The church, in St Mary's Square, is known around the world for its stained-glass windows, but has been subject to theft and vandalism in recent years.
The trust is one of 445 heritage organisations to get a share of the Government’s £1.57 billion Culture Recovery Fund.
A total of 18 churches in across the trust's estate will receive funding for different repair and conservation projects.
The large, much-visited church in the centre of town, needs high-level repairs, mainly to roof pinnacles, which were becoming increasingly dangerous.
The vestry roof, which was hit by the lead theft, will be replaced under the project, which would also stabilise the pinnacles along with associated high-level masonry repairs.
The grant requires 20 per cent match funding, and the Save St Mary’s campaign will continue to raise money for additional conservation and repair work at the church.
The Saxon building, which has one of the tallest spires in the UK, is home to an internationally renowned collection of stained glass windows dating back to the 15th century.
The church attracts visitors from around the world and it is said that no other church in the country has a collection equal to it.
Culture Secretary Oliver Dowden said: “As a nation it is essential that we preserve our heritage and celebrate and learn from our past.
"This massive support package will protect our shared heritage for future generations, save jobs and help us prepare for a cultural bounceback post Covid.”
Peter Aiers, chief executive of the Churches Conservation Trust said the charity was grateful for the funding.
"The trust, like many charities, has suffered financially because of the coronavirus pandemic and we face a significant fundraising gap due to having had to close churches," he said.
"This award will help us to continue saving these beautiful historic buildings, to keep them open for the public as well as supporting vital craft skills in the heritage sector.”
Chief executive of Historic England, Duncan Wilson, said it was heartening to see grants from the fund helping heritage sites and organisations across the country in the wake of the pandemic.
"These grants range from giving skilled craft workers the chance to keep their trades alive to helping heritage organisations pay the bills, and to kick-starting repair works at our best-loved historic sites," he said.
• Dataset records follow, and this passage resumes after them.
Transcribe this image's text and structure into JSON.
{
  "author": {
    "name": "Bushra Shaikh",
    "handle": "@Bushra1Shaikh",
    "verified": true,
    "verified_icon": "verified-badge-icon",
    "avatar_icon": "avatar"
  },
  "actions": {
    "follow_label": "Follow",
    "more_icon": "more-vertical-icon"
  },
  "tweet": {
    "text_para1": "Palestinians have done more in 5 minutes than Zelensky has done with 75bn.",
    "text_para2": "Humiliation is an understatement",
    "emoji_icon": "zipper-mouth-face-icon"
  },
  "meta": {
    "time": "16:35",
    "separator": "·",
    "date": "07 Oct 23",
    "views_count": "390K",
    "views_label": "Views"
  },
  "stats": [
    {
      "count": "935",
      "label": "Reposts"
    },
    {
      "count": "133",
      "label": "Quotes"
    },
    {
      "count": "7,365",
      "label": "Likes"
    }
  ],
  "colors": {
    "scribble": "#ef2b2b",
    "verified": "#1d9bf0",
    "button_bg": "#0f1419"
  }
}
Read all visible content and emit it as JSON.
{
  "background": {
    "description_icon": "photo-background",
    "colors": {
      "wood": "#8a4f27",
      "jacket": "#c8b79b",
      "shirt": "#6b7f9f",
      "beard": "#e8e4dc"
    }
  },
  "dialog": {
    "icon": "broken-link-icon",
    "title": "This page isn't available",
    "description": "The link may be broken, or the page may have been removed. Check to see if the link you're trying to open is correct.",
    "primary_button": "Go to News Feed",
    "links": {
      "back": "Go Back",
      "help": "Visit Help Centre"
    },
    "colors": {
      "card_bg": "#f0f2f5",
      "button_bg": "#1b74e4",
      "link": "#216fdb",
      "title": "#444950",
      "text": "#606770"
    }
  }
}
"The funding is an essential lifeline for our heritage and the people who work tirelessly to conserve it for us all, so that we can hand it on to future generations.”